Looking at the differences in this unique case, these 4 children may as well not have been related.
One would imagine that a double set of male-female twins who are 4 years apart would at least defy sibling rivalry, but they didn’t. The relationship among these siblings wasn’t the best.
There was no clean-cut method to help them get along. These are siblings with different personalities, temperaments, and issues between them, hence they may not have really liked each other or be able to get on.
Despite their being twins, each teen still grew and matured in their own way and interacted with the other as if they were singletons.
To split or not to split?
At 12, Mary and Tom were sent off to boarding school. They were separated because it was believed that socially struggling Mary (no official diagnosis) needed to attend a different school from academically popular Tom. Unfortunately, this didn’t improve their relationship.
Everything the family arranged was based on Tom’s highly academic school with strict rules and guidelines, while Mary’s school, which was more “relaxed,” always took 2nd place. It’s hard to confirm, but I think Mary adopted an attitude of “I love my new school” in order to fit in socially and be accepted by her parents for who she was despite being so different from Tom.

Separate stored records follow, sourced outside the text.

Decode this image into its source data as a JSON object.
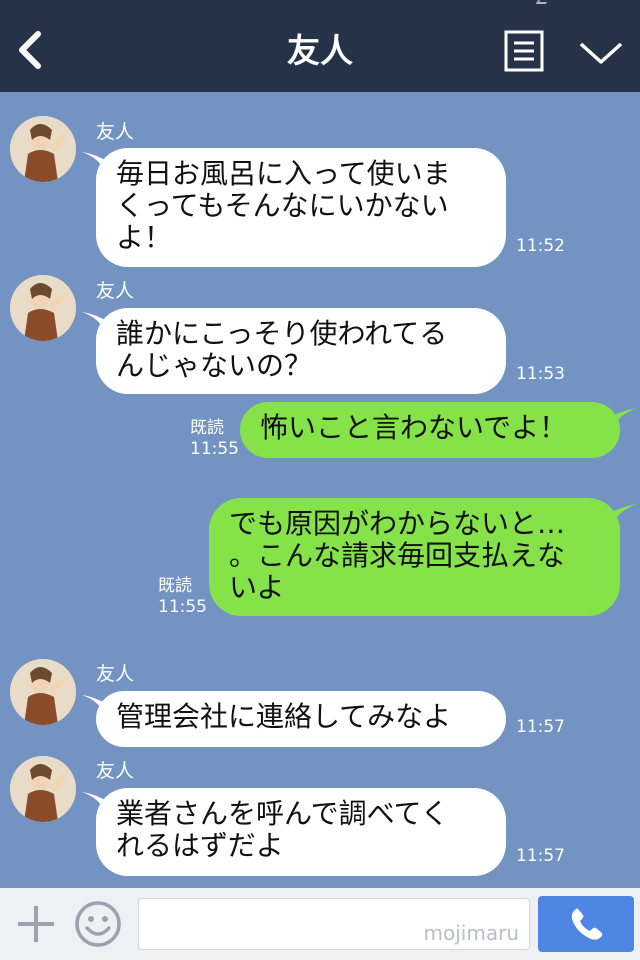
{
  "header": {
    "title": "友人"
  },
  "messages": [
    {
      "side": "left",
      "sender": "友人",
      "lines": [
        "毎日お風呂に入って使いま",
        "くってもそんなにいかない",
        "よ！"
      ],
      "time": "11:52"
    },
    {
      "side": "left",
      "sender": "友人",
      "lines": [
        "誰かにこっそり使われてる",
        "んじゃないの？"
      ],
      "time": "11:53"
    },
    {
      "side": "right",
      "read": "既読",
      "lines": [
        "怖いこと言わないでよ！"
      ],
      "time": "11:55"
    },
    {
      "side": "right",
      "read": "既読",
      "lines": [
        "でも原因がわからないと…",
        "。こんな請求毎回支払えな",
        "いよ"
      ],
      "time": "11:55"
    },
    {
      "side": "left",
      "sender": "友人",
      "lines": [
        "管理会社に連絡してみなよ"
      ],
      "time": "11:57"
    },
    {
      "side": "left",
      "sender": "友人",
      "lines": [
        "業者さんを呼んで調べてく",
        "れるはずだよ"
      ],
      "time": "11:57"
    }
  ],
  "footer": {
    "input_value": "",
    "watermark": "mojimaru"
  },
  "colors": {
    "header_bg": "#263248",
    "chat_bg": "#7393c2",
    "left_bubble": "#ffffff",
    "right_bubble": "#85e249",
    "call_button": "#4f86e3"
  }
}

Four years later, a different decision was made for Lyla and Fred: they were to attend the same boarding school. They would travel together and move in the same circles, not because they are twins but because they are the same age. To this day, I can’t quite understand why Mary and Tom were split up, but my observations over the following 5 years lead me to believe that this separation strained their relationship.
Lyla and Fred used to secretly creep over into each other’s beds at night since age 11, and moving to a school with girl and boy dorms was slightly challenging. Luckily, they had so much peer support (and pressure) that they soon forgot about sharing a bed. They looked out for each other and often covered for each other. I do believe-not because they are twins but because they are siblings-they were given a chance to grow separately as individuals yet simultaneously strengthen their twin bond.
Why did the relationship between Mary and Tom take such a huge knock when they were growing up in the same household, and why were Lyla and Fred able to become friends towards the end of high school when they all grew up under one roof (except for boarding school)? Was this an influencing factor?
As with any siblings, gender and age differences do influence the development of a relationship. With twins, we often forget that each child is still their own person, and we convince ourselves that parenting methods are suddenly different because a son and daughter were born on the same day.
Studies show us how difficult or challenging the early years can be but fail to note that the teenage years are equally important. Teens and tweens, whether twins or not, will naturally drift apart from each other (as is evident from my observations). Despite the fact that each child is still an individual, parents or guardians should perhaps remember that just because they are the same age chronologically speaking, they can differ in mental age and maturity.
They should in no way be compared to each other as we already know that male and female teenagers grow and develop at different rates.
How it turned out in the end
With a global adolescent population of more than 1.2 billion, it should be clear that we’re determining the future by nurturing and raising these teens. Transitioning from childhood to adolescence takes many shapes and forms.
I can confirm that these 4 healthy children all reached the intended milestones, both those set by their parents and by Mother Nature. Although things don’t always go as planned, they had all grown up to be successful students by the time of my departure.
*The names have been changed to protect the children’s identity.